**Web page and app entries**
○ ○ ○ ○ ○

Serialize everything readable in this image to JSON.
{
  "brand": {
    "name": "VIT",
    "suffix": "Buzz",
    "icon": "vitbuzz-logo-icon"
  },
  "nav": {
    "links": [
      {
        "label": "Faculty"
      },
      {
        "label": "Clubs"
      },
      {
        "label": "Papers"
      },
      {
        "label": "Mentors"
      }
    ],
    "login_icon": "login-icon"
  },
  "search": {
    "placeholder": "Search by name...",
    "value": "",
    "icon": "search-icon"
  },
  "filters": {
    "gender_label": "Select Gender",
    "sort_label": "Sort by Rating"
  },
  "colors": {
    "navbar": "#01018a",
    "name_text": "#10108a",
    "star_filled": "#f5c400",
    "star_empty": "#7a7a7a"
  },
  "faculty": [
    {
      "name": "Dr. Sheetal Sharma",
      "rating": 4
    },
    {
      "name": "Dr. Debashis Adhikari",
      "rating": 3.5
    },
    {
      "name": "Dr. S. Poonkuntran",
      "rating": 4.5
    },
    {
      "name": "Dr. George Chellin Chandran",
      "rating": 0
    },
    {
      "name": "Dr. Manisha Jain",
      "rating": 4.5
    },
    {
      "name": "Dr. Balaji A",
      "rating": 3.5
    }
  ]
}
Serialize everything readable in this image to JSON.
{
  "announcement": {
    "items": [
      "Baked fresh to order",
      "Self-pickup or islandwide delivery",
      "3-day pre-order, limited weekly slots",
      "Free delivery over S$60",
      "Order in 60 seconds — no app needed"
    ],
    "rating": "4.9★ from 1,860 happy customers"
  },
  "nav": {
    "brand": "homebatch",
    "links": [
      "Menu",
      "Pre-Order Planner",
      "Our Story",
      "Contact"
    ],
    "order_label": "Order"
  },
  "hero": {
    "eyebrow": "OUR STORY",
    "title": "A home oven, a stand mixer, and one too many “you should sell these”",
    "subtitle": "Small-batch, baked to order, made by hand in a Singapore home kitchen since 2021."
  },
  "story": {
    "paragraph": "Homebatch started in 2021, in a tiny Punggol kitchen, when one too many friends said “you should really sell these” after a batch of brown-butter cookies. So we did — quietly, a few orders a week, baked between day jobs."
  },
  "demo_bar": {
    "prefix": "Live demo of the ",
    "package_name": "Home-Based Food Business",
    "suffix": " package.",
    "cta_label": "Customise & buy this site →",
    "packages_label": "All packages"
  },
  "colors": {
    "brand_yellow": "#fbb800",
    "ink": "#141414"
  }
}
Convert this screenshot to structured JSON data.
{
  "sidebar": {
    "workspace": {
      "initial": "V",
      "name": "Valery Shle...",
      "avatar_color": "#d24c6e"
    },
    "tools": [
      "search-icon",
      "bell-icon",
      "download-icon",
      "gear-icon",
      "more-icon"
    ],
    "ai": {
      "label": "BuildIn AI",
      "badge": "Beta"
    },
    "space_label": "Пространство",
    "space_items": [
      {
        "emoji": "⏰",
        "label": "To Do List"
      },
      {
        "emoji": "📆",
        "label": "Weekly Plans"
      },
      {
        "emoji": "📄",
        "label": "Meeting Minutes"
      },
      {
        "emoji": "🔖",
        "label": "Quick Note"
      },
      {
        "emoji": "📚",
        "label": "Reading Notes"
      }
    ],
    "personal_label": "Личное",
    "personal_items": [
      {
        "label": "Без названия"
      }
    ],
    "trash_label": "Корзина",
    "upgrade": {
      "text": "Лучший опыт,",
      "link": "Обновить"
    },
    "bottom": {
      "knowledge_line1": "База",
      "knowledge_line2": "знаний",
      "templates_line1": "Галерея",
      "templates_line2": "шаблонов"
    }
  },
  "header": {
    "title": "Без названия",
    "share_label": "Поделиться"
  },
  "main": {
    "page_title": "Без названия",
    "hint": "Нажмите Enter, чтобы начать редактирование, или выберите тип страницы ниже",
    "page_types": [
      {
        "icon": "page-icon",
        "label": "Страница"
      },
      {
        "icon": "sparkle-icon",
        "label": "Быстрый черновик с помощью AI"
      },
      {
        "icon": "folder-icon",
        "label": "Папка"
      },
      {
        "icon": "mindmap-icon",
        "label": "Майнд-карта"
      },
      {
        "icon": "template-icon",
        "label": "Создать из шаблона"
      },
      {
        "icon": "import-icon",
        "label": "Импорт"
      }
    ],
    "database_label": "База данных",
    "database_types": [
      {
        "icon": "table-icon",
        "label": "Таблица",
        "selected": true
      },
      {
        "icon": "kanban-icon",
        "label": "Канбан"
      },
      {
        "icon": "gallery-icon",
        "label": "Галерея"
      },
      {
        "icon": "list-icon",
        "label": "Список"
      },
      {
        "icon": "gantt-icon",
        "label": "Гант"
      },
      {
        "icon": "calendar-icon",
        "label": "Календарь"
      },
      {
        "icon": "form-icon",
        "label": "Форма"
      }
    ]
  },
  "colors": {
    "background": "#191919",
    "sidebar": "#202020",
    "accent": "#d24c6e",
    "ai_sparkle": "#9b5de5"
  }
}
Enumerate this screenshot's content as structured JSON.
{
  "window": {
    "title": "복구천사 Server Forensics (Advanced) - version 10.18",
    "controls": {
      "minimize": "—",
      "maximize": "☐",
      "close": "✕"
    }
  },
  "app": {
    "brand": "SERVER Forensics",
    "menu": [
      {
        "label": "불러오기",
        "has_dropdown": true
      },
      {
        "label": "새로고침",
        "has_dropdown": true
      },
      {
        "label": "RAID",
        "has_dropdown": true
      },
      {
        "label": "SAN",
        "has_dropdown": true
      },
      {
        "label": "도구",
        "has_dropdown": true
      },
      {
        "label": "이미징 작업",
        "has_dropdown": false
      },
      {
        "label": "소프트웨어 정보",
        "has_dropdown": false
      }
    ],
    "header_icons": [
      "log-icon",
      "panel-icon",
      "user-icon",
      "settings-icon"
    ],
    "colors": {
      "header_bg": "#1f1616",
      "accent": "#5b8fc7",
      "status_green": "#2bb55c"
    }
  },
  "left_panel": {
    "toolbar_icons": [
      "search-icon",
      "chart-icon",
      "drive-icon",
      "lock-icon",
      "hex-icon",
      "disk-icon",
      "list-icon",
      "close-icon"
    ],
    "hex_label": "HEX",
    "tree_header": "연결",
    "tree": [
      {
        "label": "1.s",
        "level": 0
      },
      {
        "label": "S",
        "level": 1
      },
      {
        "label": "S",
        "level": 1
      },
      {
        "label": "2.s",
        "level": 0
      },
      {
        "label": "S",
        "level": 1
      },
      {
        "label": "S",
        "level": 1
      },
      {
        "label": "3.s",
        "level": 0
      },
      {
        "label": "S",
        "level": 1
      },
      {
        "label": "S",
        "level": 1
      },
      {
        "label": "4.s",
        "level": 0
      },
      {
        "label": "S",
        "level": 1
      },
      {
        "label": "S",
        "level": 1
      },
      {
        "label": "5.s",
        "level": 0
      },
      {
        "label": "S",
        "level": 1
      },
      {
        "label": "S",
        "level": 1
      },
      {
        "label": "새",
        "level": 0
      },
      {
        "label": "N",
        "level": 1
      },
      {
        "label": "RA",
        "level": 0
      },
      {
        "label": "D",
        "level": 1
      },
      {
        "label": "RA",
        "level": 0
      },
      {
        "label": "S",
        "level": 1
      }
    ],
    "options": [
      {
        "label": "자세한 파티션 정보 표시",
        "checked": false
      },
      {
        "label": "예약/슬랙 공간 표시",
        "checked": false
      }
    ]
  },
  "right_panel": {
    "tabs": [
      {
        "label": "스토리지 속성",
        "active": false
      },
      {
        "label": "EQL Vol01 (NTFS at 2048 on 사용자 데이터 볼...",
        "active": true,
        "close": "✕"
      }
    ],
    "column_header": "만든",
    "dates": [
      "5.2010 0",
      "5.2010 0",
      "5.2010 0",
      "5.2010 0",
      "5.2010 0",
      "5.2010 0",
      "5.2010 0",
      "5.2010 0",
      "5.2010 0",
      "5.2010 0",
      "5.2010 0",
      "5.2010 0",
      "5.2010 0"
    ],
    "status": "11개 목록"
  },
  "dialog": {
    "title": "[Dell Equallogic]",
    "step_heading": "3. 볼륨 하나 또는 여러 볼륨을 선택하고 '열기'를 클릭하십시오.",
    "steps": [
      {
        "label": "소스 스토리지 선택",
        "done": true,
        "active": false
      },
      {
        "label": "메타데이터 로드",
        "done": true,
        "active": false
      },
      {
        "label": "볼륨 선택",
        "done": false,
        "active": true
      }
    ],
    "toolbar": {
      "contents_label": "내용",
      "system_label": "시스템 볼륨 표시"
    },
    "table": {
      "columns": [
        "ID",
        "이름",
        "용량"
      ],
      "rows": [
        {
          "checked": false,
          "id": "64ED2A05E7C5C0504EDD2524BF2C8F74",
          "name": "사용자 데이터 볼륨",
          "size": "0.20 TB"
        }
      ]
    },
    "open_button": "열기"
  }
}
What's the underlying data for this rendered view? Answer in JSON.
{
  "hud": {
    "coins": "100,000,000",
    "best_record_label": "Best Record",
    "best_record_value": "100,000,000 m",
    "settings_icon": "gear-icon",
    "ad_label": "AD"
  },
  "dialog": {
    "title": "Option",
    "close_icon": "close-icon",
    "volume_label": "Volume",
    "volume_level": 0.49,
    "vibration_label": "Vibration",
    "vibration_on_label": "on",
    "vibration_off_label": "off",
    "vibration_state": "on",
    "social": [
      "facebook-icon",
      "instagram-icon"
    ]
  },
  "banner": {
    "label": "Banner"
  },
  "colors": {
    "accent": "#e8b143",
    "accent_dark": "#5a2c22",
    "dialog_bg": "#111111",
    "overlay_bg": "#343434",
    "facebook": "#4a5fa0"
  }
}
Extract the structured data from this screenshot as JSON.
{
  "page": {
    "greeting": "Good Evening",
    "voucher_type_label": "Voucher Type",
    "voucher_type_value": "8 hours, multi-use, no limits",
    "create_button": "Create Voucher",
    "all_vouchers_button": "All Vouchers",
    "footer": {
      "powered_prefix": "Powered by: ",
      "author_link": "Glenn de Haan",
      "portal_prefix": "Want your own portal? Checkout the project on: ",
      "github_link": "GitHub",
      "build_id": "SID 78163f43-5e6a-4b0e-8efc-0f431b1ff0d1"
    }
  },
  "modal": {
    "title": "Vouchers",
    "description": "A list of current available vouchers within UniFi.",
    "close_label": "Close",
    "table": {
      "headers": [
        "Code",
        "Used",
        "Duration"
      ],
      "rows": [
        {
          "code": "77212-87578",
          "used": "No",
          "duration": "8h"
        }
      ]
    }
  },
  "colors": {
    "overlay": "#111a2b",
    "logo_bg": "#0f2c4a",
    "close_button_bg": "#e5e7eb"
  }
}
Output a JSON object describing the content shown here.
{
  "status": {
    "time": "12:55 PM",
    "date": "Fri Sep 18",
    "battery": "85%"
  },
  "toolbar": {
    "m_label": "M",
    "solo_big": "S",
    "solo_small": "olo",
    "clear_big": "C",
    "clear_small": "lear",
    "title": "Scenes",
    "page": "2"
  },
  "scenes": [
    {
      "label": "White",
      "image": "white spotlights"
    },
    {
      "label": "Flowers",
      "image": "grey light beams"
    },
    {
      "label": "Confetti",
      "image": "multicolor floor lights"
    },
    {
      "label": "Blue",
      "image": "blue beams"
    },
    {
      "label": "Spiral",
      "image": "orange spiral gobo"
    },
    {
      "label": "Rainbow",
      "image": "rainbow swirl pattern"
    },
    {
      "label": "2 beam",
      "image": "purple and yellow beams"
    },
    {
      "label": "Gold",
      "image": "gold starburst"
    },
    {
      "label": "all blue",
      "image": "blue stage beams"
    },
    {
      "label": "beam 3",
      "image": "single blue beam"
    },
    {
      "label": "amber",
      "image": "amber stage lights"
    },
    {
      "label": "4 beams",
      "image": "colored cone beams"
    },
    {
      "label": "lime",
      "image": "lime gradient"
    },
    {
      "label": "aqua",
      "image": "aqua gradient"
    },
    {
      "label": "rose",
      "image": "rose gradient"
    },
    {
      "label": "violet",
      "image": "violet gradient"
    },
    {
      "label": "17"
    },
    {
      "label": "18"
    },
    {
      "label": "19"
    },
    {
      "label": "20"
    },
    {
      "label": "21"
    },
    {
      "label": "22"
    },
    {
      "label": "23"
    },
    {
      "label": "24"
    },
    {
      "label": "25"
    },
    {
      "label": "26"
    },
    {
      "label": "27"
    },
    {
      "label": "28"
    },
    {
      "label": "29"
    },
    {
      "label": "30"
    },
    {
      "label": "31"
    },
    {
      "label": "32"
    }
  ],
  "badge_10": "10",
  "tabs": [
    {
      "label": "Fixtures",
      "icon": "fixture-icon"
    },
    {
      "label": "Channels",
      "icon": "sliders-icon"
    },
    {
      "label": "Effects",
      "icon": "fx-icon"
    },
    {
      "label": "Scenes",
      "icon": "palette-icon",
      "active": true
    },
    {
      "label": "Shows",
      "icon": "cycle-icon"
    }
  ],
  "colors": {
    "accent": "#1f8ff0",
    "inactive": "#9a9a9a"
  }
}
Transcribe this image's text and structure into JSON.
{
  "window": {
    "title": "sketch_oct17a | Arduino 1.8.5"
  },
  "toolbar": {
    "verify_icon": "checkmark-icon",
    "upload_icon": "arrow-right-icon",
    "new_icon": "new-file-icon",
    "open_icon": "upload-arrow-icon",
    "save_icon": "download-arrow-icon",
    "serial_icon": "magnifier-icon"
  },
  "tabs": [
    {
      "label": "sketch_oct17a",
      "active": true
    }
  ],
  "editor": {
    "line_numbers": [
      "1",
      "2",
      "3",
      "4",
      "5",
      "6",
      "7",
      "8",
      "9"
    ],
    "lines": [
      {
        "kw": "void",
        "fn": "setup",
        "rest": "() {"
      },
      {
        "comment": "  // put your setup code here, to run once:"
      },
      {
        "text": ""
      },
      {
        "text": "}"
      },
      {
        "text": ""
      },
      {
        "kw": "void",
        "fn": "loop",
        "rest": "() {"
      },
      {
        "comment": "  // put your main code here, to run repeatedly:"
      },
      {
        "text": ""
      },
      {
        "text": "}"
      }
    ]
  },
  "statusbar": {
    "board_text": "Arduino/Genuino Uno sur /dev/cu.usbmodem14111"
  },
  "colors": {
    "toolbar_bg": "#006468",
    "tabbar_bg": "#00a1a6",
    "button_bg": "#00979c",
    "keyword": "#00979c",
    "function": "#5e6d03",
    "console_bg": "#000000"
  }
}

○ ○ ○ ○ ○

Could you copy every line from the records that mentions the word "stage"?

**RESULT BELOW**
      "image": "blue stage beams"
      "image": "amber stage lights"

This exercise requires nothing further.